There are two factors that immensely support the new sound of European Assault. The first one is the soundtrack's outstanding sound, which is courtesy of an outstanding orchestral performance and of a recording that captures the music in all its sheer impact. Once more, EA has to be congratulated for not sparing expenses, this time when they booked The Philharmonia Orchestra, one of Great Britain's leading orchestras, to record European Assault. The result is a gloriously rasping brass and full-bodied strings that are a joy to listen to — witness the opening of "Clearing Tobruk" or the strings entering at 0:22 in "Dogs of War - Main Title". And those demanding, rapid brass ostinato motifs in the second half of "Russia, 1942" are played without fault.

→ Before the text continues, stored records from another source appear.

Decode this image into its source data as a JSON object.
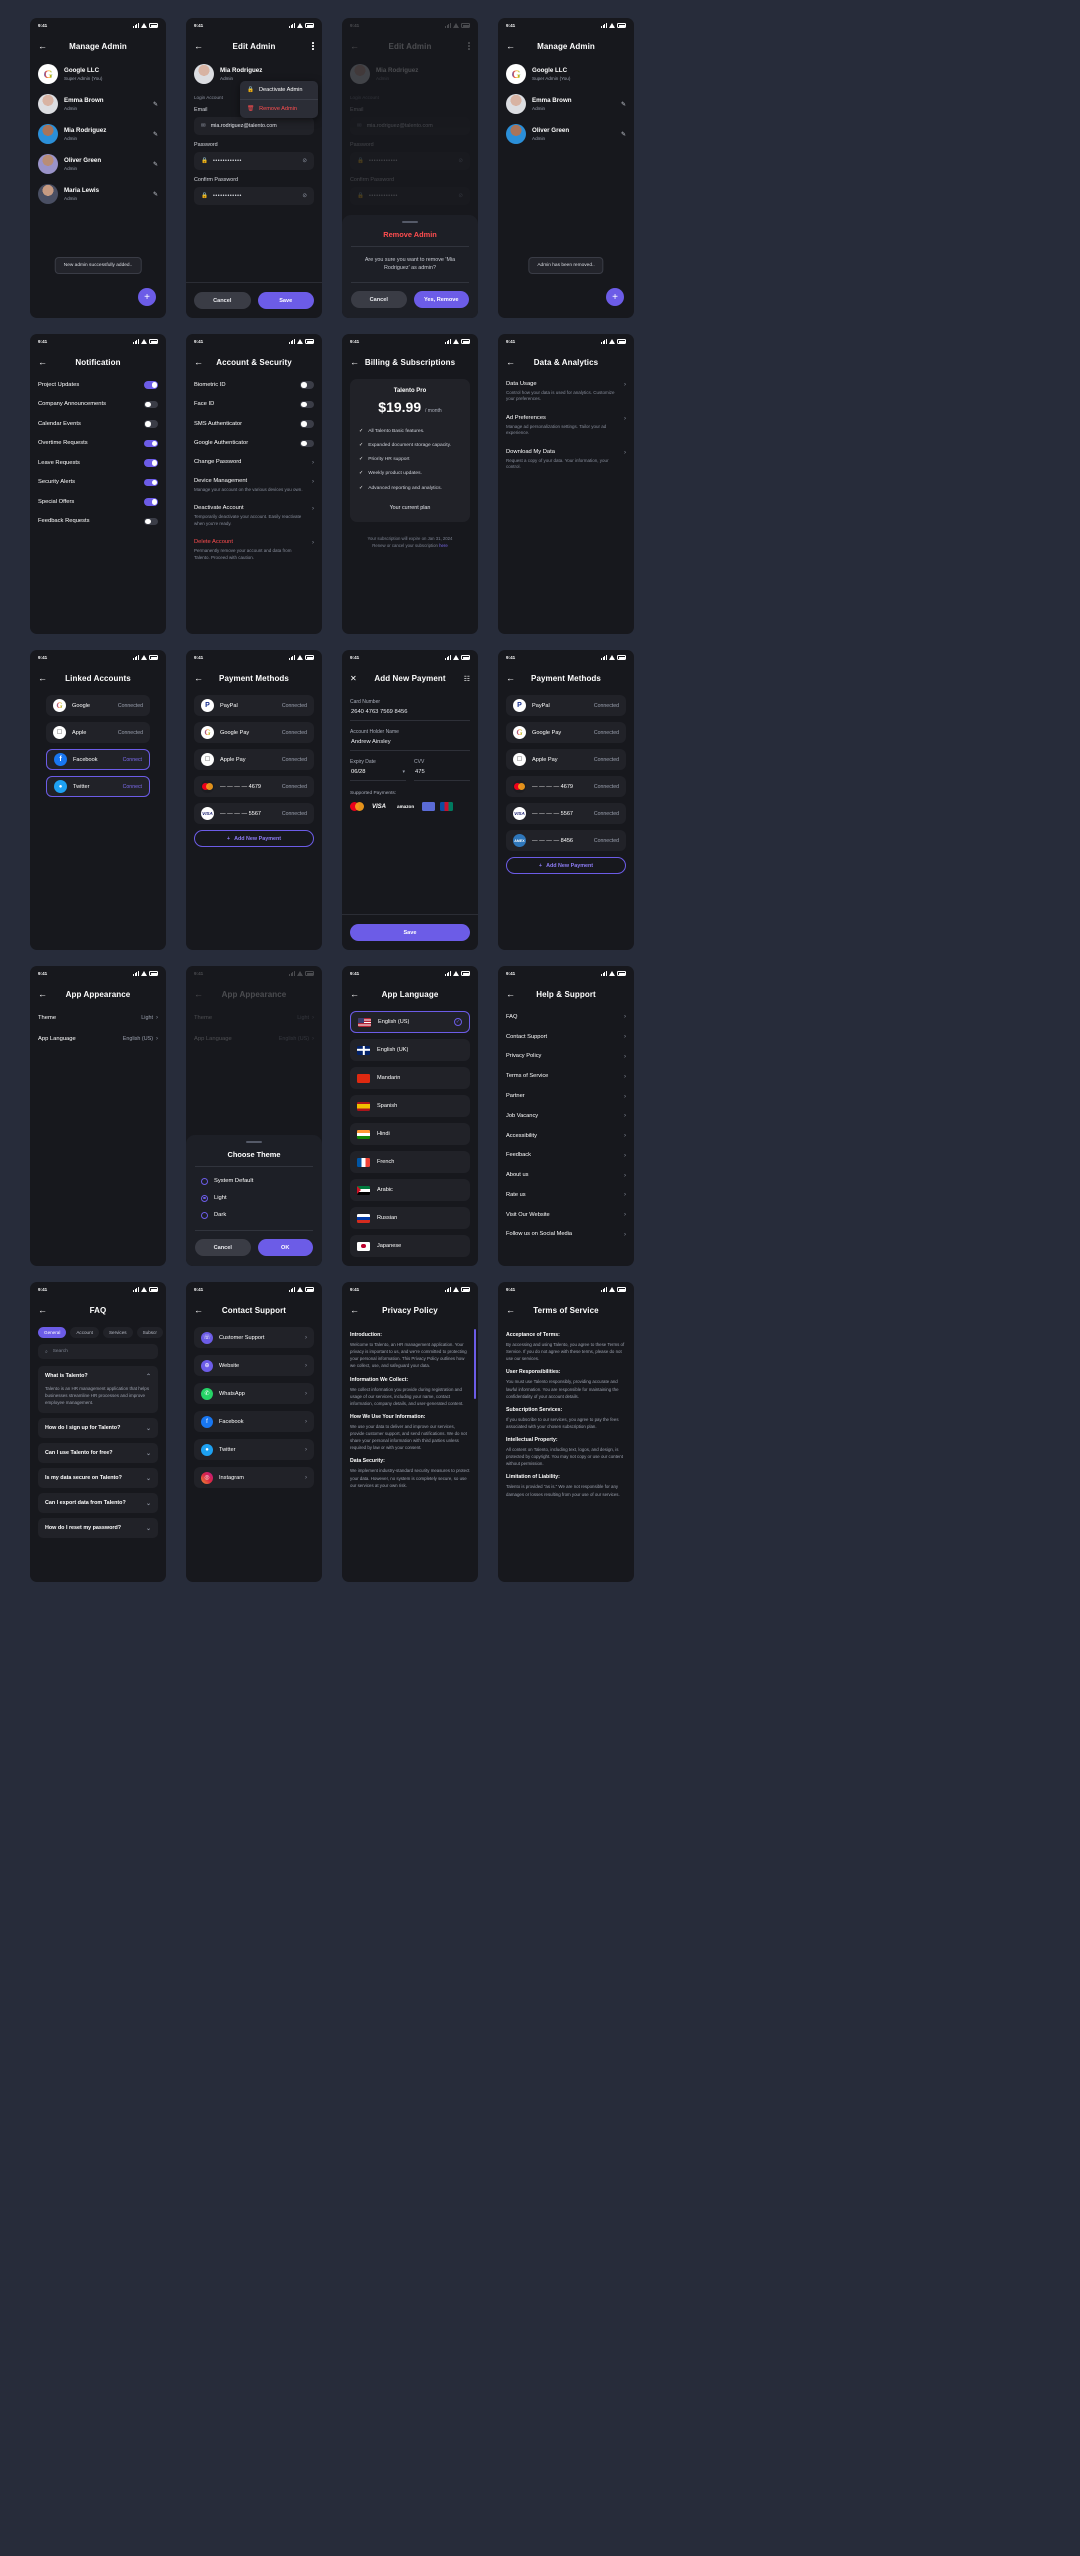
{
  "status_bar": {
    "time": "9:41"
  },
  "screens": {
    "manage_admin": {
      "title": "Manage Admin",
      "toast": "New admin successfully added..",
      "fab": "+",
      "admins": [
        {
          "name": "Google LLC",
          "role": "Super Admin (You)",
          "editable": false
        },
        {
          "name": "Emma Brown",
          "role": "Admin",
          "editable": true
        },
        {
          "name": "Mia Rodriguez",
          "role": "Admin",
          "editable": true
        },
        {
          "name": "Oliver Green",
          "role": "Admin",
          "editable": true
        },
        {
          "name": "Maria Lewis",
          "role": "Admin",
          "editable": true
        }
      ]
    },
    "manage_admin_after": {
      "title": "Manage Admin",
      "toast": "Admin has been removed..",
      "admins": [
        {
          "name": "Google LLC",
          "role": "Super Admin (You)",
          "editable": false
        },
        {
          "name": "Emma Brown",
          "role": "Admin",
          "editable": true
        },
        {
          "name": "Oliver Green",
          "role": "Admin",
          "editable": true
        }
      ]
    },
    "edit_admin": {
      "title": "Edit Admin",
      "user_name": "Mia Rodriguez",
      "user_role": "Admin",
      "section_label": "Login Account",
      "menu": [
        {
          "label": "Deactivate Admin",
          "icon": "lock-icon",
          "danger": false
        },
        {
          "label": "Remove Admin",
          "icon": "trash-icon",
          "danger": true
        }
      ],
      "email_label": "Email",
      "email_value": "mia.rodriguez@talento.com",
      "password_label": "Password",
      "password_value": "••••••••••••",
      "confirm_label": "Confirm Password",
      "confirm_value": "••••••••••••",
      "cancel": "Cancel",
      "save": "Save"
    },
    "remove_admin_dialog": {
      "title": "Remove Admin",
      "message": "Are you sure you want to remove 'Mia Rodriguez' as admin?",
      "cancel": "Cancel",
      "confirm": "Yes, Remove"
    },
    "notification": {
      "title": "Notification",
      "items": [
        {
          "label": "Project Updates",
          "on": true
        },
        {
          "label": "Company Announcements",
          "on": false
        },
        {
          "label": "Calendar Events",
          "on": false
        },
        {
          "label": "Overtime Requests",
          "on": true
        },
        {
          "label": "Leave Requests",
          "on": true
        },
        {
          "label": "Security Alerts",
          "on": true
        },
        {
          "label": "Special Offers",
          "on": true
        },
        {
          "label": "Feedback Requests",
          "on": false
        }
      ]
    },
    "account_security": {
      "title": "Account & Security",
      "toggles": [
        {
          "label": "Biometric ID",
          "on": false
        },
        {
          "label": "Face ID",
          "on": false
        },
        {
          "label": "SMS Authenticator",
          "on": false
        },
        {
          "label": "Google Authenticator",
          "on": false
        }
      ],
      "links": [
        {
          "title": "Change Password",
          "desc": ""
        },
        {
          "title": "Device Management",
          "desc": "Manage your account on the various devices you own."
        },
        {
          "title": "Deactivate Account",
          "desc": "Temporarily deactivate your account. Easily reactivate when you're ready."
        },
        {
          "title": "Delete Account",
          "desc": "Permanently remove your account and data from Talento. Proceed with caution.",
          "danger": true
        }
      ]
    },
    "billing": {
      "title": "Billing & Subscriptions",
      "plan_name": "Talento Pro",
      "price": "$19.99",
      "period": "/ month",
      "features": [
        "All Talento Basic features.",
        "Expanded document storage capacity.",
        "Priority HR support",
        "Weekly product updates.",
        "Advanced reporting and analytics."
      ],
      "current_plan": "Your current plan",
      "note_a": "Your subscription will expire on Jan 31, 2024",
      "note_b": "Renew or cancel your subscription ",
      "note_link": "here"
    },
    "data_analytics": {
      "title": "Data & Analytics",
      "items": [
        {
          "title": "Data Usage",
          "desc": "Control how your data is used for analytics. Customize your preferences."
        },
        {
          "title": "Ad Preferences",
          "desc": "Manage ad personalization settings. Tailor your ad experience."
        },
        {
          "title": "Download My Data",
          "desc": "Request a copy of your data. Your information, your control."
        }
      ]
    },
    "linked_accounts": {
      "title": "Linked Accounts",
      "items": [
        {
          "name": "Google",
          "state": "Connected",
          "connected": true,
          "brand": "google-icon"
        },
        {
          "name": "Apple",
          "state": "Connected",
          "connected": true,
          "brand": "apple-icon"
        },
        {
          "name": "Facebook",
          "state": "Connect",
          "connected": false,
          "brand": "facebook-icon"
        },
        {
          "name": "Twitter",
          "state": "Connect",
          "connected": false,
          "brand": "twitter-icon"
        }
      ]
    },
    "payment_methods": {
      "title": "Payment Methods",
      "add_label": "Add New Payment",
      "items": [
        {
          "name": "PayPal",
          "state": "Connected",
          "brand": "paypal-icon"
        },
        {
          "name": "Google Pay",
          "state": "Connected",
          "brand": "gpay-icon"
        },
        {
          "name": "Apple Pay",
          "state": "Connected",
          "brand": "applepay-icon"
        },
        {
          "name": "—  —  —  —  4679",
          "state": "Connected",
          "brand": "mastercard-icon"
        },
        {
          "name": "—  —  —  —  5567",
          "state": "Connected",
          "brand": "visa-icon"
        }
      ]
    },
    "payment_methods_after": {
      "title": "Payment Methods",
      "add_label": "Add New Payment",
      "items": [
        {
          "name": "PayPal",
          "state": "Connected",
          "brand": "paypal-icon"
        },
        {
          "name": "Google Pay",
          "state": "Connected",
          "brand": "gpay-icon"
        },
        {
          "name": "Apple Pay",
          "state": "Connected",
          "brand": "applepay-icon"
        },
        {
          "name": "—  —  —  —  4679",
          "state": "Connected",
          "brand": "mastercard-icon"
        },
        {
          "name": "—  —  —  —  5567",
          "state": "Connected",
          "brand": "visa-icon"
        },
        {
          "name": "—  —  —  —  8456",
          "state": "Connected",
          "brand": "amex-icon"
        }
      ]
    },
    "add_payment": {
      "title": "Add New Payment",
      "card_label": "Card Number",
      "card_value": "2640 4763 7569 8456",
      "holder_label": "Account Holder Name",
      "holder_value": "Andrew Ainsley",
      "expiry_label": "Expiry Date",
      "expiry_value": "06/28",
      "cvv_label": "CVV",
      "cvv_value": "475",
      "supported_label": "Supported Payments:",
      "logos": [
        "mastercard",
        "VISA",
        "amazon",
        "stripe",
        "JCB"
      ],
      "save": "Save"
    },
    "app_appearance": {
      "title": "App Appearance",
      "theme_label": "Theme",
      "theme_value": "Light",
      "language_label": "App Language",
      "language_value": "English (US)"
    },
    "choose_theme": {
      "title": "Choose Theme",
      "options": [
        {
          "label": "System Default",
          "selected": false
        },
        {
          "label": "Light",
          "selected": true
        },
        {
          "label": "Dark",
          "selected": false
        }
      ],
      "cancel": "Cancel",
      "ok": "OK"
    },
    "app_language": {
      "title": "App Language",
      "items": [
        {
          "label": "English (US)",
          "flag": "f-us",
          "selected": true
        },
        {
          "label": "English (UK)",
          "flag": "f-uk",
          "selected": false
        },
        {
          "label": "Mandarin",
          "flag": "f-cn",
          "selected": false
        },
        {
          "label": "Spanish",
          "flag": "f-es",
          "selected": false
        },
        {
          "label": "Hindi",
          "flag": "f-in",
          "selected": false
        },
        {
          "label": "French",
          "flag": "f-fr",
          "selected": false
        },
        {
          "label": "Arabic",
          "flag": "f-ar",
          "selected": false
        },
        {
          "label": "Russian",
          "flag": "f-ru",
          "selected": false
        },
        {
          "label": "Japanese",
          "flag": "f-jp",
          "selected": false
        }
      ]
    },
    "help_support": {
      "title": "Help & Support",
      "items": [
        "FAQ",
        "Contact Support",
        "Privacy Policy",
        "Terms of Service",
        "Partner",
        "Job Vacancy",
        "Accessibility",
        "Feedback",
        "About us",
        "Rate us",
        "Visit Our Website",
        "Follow us on Social Media"
      ]
    },
    "faq": {
      "title": "FAQ",
      "chips": [
        "General",
        "Account",
        "Services",
        "Subscr"
      ],
      "search_placeholder": "Search",
      "items": [
        {
          "q": "What is Talento?",
          "a": "Talento is an HR management application that helps businesses streamline HR processes and improve employee management.",
          "open": true
        },
        {
          "q": "How do I sign up for Talento?",
          "a": "",
          "open": false
        },
        {
          "q": "Can I use Talento for free?",
          "a": "",
          "open": false
        },
        {
          "q": "Is my data secure on Talento?",
          "a": "",
          "open": false
        },
        {
          "q": "Can I export data from Talento?",
          "a": "",
          "open": false
        },
        {
          "q": "How do I reset my password?",
          "a": "",
          "open": false
        }
      ]
    },
    "contact_support": {
      "title": "Contact Support",
      "items": [
        {
          "label": "Customer Support",
          "icon": "headset-icon"
        },
        {
          "label": "Website",
          "icon": "globe-icon"
        },
        {
          "label": "WhatsApp",
          "icon": "whatsapp-icon"
        },
        {
          "label": "Facebook",
          "icon": "facebook-icon"
        },
        {
          "label": "Twitter",
          "icon": "twitter-icon"
        },
        {
          "label": "Instagram",
          "icon": "instagram-icon"
        }
      ]
    },
    "privacy_policy": {
      "title": "Privacy Policy",
      "sections": [
        {
          "h": "Introduction:",
          "p": "Welcome to Talento, an HR management application. Your privacy is important to us, and we're committed to protecting your personal information. This Privacy Policy outlines how we collect, use, and safeguard your data."
        },
        {
          "h": "Information We Collect:",
          "p": "We collect information you provide during registration and usage of our services, including your name, contact information, company details, and user-generated content."
        },
        {
          "h": "How We Use Your Information:",
          "p": "We use your data to deliver and improve our services, provide customer support, and send notifications. We do not share your personal information with third parties unless required by law or with your consent."
        },
        {
          "h": "Data Security:",
          "p": "We implement industry-standard security measures to protect your data. However, no system is completely secure, so use our services at your own risk."
        }
      ]
    },
    "terms_of_service": {
      "title": "Terms of Service",
      "sections": [
        {
          "h": "Acceptance of Terms:",
          "p": "By accessing and using Talento, you agree to these Terms of Service. If you do not agree with these terms, please do not use our services."
        },
        {
          "h": "User Responsibilities:",
          "p": "You must use Talento responsibly, providing accurate and lawful information. You are responsible for maintaining the confidentiality of your account details."
        },
        {
          "h": "Subscription Services:",
          "p": "If you subscribe to our services, you agree to pay the fees associated with your chosen subscription plan."
        },
        {
          "h": "Intellectual Property:",
          "p": "All content on Talento, including text, logos, and design, is protected by copyright. You may not copy or use our content without permission."
        },
        {
          "h": "Limitation of Liability:",
          "p": "Talento is provided \"as is.\" We are not responsible for any damages or losses resulting from your use of our services."
        }
      ]
    }
  },
  "colors": {
    "accent": "#6c5ce7",
    "danger": "#ff4d4f",
    "bg": "#17181d",
    "board": "#272c3a"
  }
}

The second reason European Assault's imperial sounds make their mark is the fact that due to the tracks' longer running times, the music is given more room to breath and develop. Gone are the one-minute cues from Rising Sun and their slam-bang approach to impressing the listener. "Battle of the Bulge" spreads its exploration of the main theme's heroic qualities over four minutes, and "Operation Chariot" and "Redball Express" mark the first time that Lennertz' action tracks open with slow, atmospheric introductions that actually feel like an organic part of the composition. And despite only serving as introductions, these passage are more moving than most of Lennertz' slow material on Rising Sun and Pacific Assault, again due to his more inspired orchestral writing.

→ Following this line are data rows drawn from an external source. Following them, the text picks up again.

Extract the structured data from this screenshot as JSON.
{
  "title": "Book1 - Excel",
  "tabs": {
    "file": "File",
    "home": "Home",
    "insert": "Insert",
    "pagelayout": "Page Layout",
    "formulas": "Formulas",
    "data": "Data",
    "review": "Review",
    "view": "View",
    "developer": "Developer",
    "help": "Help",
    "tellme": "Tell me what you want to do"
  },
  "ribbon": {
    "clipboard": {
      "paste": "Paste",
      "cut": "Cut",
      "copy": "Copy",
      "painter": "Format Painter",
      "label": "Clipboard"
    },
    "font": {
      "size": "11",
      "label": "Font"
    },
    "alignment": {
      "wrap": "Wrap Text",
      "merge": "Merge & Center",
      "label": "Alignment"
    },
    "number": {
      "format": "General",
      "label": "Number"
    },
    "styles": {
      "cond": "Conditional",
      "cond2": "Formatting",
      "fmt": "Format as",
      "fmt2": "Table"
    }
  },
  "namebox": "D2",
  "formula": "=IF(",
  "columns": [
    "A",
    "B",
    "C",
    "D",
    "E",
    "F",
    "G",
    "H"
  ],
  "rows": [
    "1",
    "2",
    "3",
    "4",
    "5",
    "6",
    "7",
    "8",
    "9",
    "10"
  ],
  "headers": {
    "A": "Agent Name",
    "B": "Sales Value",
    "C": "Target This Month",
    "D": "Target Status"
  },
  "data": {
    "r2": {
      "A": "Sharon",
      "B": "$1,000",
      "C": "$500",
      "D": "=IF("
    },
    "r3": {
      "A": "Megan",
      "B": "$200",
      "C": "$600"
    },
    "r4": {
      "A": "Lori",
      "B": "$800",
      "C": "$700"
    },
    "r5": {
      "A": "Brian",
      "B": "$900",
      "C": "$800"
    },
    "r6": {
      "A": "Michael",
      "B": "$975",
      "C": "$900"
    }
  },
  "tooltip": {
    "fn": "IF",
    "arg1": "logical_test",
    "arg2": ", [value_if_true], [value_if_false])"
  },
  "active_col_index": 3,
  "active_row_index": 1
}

Another track that benefits greatly from a longer running time is "Clearing Tobruk", which like "Slash Temple" on Rising Sun opens with a propulsive string motif that's reminiscent of those found on Medal of Honor. But this time, the cue is actually long enough for that motif to make an impact and inject the composition with an energy that turns "Clearing Tobruk" into of the best action tracks Lennertz has written for the Medal of Honor franchise. The only cue that isn't helped by a longer running time is "North Africa", which at over five minutes is unfortunately the soundtrack's most expansive track. Its slow introduction, which is similar to those of "Operation Chariot" and "Redball Express", is appealing. But once the action kicks in, Lennertz relies too heavily on monotonous ostinato elements and orchestral material that is just to thin to carry the track, which as a result meanders for most of its running time. Despite a bold return of the main theme at 3:04 and some African hand percussion, the piece soon becomes wearisome and for once, its action sound isn't imposing enough to cover up structural weaknesses.

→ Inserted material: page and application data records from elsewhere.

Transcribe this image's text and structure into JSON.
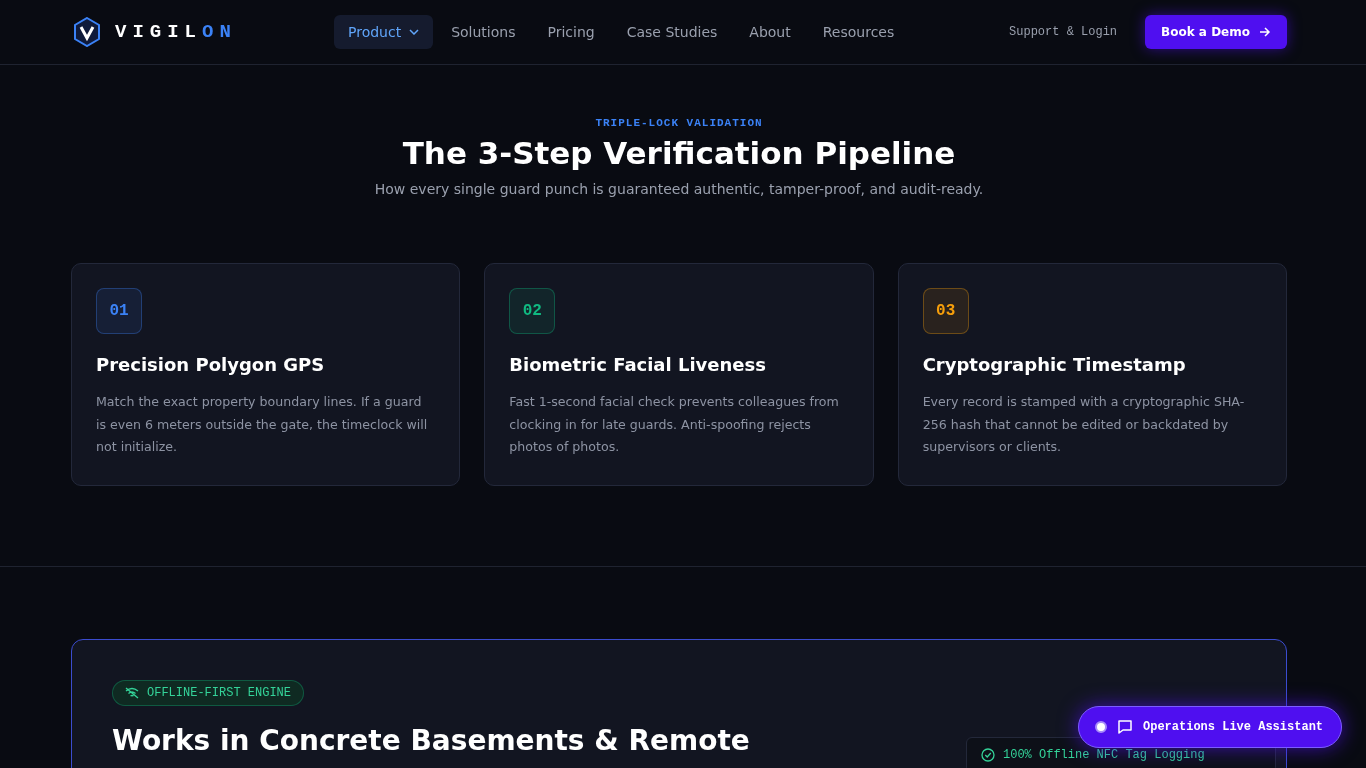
{
  "brand": {
    "name_start": "VIGIL",
    "name_end": "ON"
  },
  "nav": [
    {
      "label": "Product",
      "selected": true,
      "dropdown": true
    },
    {
      "label": "Solutions",
      "selected": false
    },
    {
      "label": "Pricing",
      "selected": false
    },
    {
      "label": "Case Studies",
      "selected": false
    },
    {
      "label": "About",
      "selected": false
    },
    {
      "label": "Resources",
      "selected": false
    }
  ],
  "support_link": "Support & Login",
  "cta": "Book a Demo",
  "section": {
    "eyebrow": "TRIPLE-LOCK VALIDATION",
    "title": "The 3-Step Verification Pipeline",
    "subtitle": "How every single guard punch is guaranteed authentic, tamper-proof, and audit-ready."
  },
  "steps": [
    {
      "number": "01",
      "color": "#3b82f6",
      "title": "Precision Polygon GPS",
      "text": "Match the exact property boundary lines. If a guard is even 6 meters outside the gate, the timeclock will not initialize."
    },
    {
      "number": "02",
      "color": "#10b981",
      "title": "Biometric Facial Liveness",
      "text": "Fast 1-second facial check prevents colleagues from clocking in for late guards. Anti-spoofing rejects photos of photos."
    },
    {
      "number": "03",
      "color": "#f59e0b",
      "title": "Cryptographic Timestamp",
      "text": "Every record is stamped with a cryptographic SHA-256 hash that cannot be edited or backdated by supervisors or clients."
    }
  ],
  "offline": {
    "badge": "OFFLINE-FIRST ENGINE",
    "title": "Works in Concrete Basements & Remote",
    "feature": "100% Offline NFC Tag Logging"
  },
  "assistant": {
    "label": "Operations Live Assistant"
  }
}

Third time's the charm indeed here. Medal of Honor: European Assault betters Lennertz' effort for Rising Sun and stands head and shoulders above the disappointment that was Pacific Assault. European Assault sees the franchise rebounding musically and although the soundtrack doesn't quite reach the stellar heights of Giacchino's Medal of Honor scores, it's a very satisfying listen in and of itself. The soundtrack is a more coherent, smoothly flowing work than Rising Sun was, thanks to longer tracks and Lennertz' willingness to finally give his compositions time to develop and unfold. The music is reminiscent of Medal of Honor: Frontline, in that it's emotionally powerful and possess an enticing sense of grandeur, underpinned by a superb main theme. And the action tracks, with their unrelenting barrage of exciting, mighty brass sounds, will give your music system a good workout, even though they're not among the most varied or creative battle cues in the Medal of Honor franchise. All this is performed and recorded exemplary, which allows the music to make its full impact upon the listener. This is one soundtrack that deserves to step out the large shadow of its predecessors.

Overall Score: 8/10